With just six months to go until the United Kingdom is due to leave the EU on March 29, Prime Minister Theresa May has warned that negotiations are at an impasse and that the EU must come up with new proposals on how to craft a divorce settlement.
Many business chiefs and investors fear politics could scupper an agreement, thrusting the world’s fifth largest economy into a “no-deal” Brexit that they say would spook financial markets and silt up the arteries of trade.
Britain, which has warned it could leave without a deal, published 25 technical notices on Monday covering everything from commercial road haulage and buying timber to airline regulations and taking pets abroad.
“If the UK leaves the EU in March 2019 with no agreement in place, UK and EU licensed airlines would lose the automatic right to operate air services between the UK and the EU without seeking advance permission,” the government said.

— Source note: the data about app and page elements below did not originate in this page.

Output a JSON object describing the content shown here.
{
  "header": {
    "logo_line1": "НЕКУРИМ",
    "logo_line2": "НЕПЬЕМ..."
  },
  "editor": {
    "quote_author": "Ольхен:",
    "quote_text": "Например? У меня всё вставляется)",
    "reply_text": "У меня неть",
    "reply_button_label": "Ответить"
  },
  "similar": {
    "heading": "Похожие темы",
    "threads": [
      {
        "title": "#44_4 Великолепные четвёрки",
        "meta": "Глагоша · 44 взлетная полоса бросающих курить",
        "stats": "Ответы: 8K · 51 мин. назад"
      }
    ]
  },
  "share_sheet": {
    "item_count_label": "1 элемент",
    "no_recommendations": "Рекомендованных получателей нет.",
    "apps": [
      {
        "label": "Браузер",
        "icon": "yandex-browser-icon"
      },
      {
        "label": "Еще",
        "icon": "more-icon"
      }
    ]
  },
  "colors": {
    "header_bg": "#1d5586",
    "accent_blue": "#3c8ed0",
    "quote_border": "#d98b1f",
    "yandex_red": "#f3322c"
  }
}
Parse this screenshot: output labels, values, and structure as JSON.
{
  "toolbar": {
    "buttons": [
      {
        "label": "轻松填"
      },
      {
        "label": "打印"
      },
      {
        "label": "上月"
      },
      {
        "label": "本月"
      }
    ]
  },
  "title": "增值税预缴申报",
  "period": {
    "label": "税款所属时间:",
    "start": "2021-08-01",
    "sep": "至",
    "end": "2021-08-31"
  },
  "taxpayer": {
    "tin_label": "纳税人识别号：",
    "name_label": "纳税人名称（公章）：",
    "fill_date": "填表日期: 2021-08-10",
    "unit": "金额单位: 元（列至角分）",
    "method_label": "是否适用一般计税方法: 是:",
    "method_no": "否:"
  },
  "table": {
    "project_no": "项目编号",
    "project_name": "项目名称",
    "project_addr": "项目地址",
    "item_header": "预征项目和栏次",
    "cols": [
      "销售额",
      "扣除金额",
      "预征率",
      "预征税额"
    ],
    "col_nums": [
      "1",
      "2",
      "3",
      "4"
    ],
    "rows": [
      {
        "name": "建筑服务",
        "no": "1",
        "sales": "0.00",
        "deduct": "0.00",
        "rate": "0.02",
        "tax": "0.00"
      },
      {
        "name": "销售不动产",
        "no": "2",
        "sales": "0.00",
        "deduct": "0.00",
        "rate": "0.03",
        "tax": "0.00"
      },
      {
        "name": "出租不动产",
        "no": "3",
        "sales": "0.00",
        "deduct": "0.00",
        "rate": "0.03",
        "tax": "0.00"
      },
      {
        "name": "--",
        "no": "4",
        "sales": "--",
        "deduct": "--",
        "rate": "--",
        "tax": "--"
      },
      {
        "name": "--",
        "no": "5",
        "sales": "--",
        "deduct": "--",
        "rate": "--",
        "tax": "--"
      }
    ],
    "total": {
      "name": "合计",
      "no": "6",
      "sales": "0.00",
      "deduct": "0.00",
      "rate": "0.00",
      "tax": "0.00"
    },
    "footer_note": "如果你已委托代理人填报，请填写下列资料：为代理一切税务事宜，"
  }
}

Overall, the government has published more than 65 such notices giving a glimpse of what a no-deal Brexit — the nightmare scenario for chief executives of most multinationals operating in Britain — would look like.
Amid warnings that trucks could stack up on both sides of the English Channel in the confusion of a no deal, Britain said it would seek to strike bilateral agreements with European countries to ensure hauliers would retain access.
The notices covered a vast swathe of the British economy, warning, for example, that labels on packaged food would have to be changed.
“Use of the term ‘EU’ in origin labelling would no longer be correct for food or ingredients from the UK,” the government said.
Honey producers would have to change their labels while EU countries might not accept British mineral water, the government said.
In the worse case scenario for pet owners, dogs, cats and even ferrets might need health certificates and rabies jabs. Travel plans would have to be discussed with a vet at least four months in advance before traveling to the EU.
That would mean someone wanting to take their pet to the EU on March 30, 2019, the day after Britain leaves the bloc, would have to discuss the trip with a vet before the end of November.
Without a deal, the UK would move from seamless trade with the rest of the EU to customs arrangements set by the World Trade Organization for external states with no preferential deals.
Brexiteers accept there is likely to be some short-term economic pain but say the government is trying to scare voters about the impact of a no-deal Brexit.
Britain, many Brexiteers say, will thrive in the longer term if cut loose from what they see as a doomed experiment in German-dominated unity and excessive debt-funded welfare spending.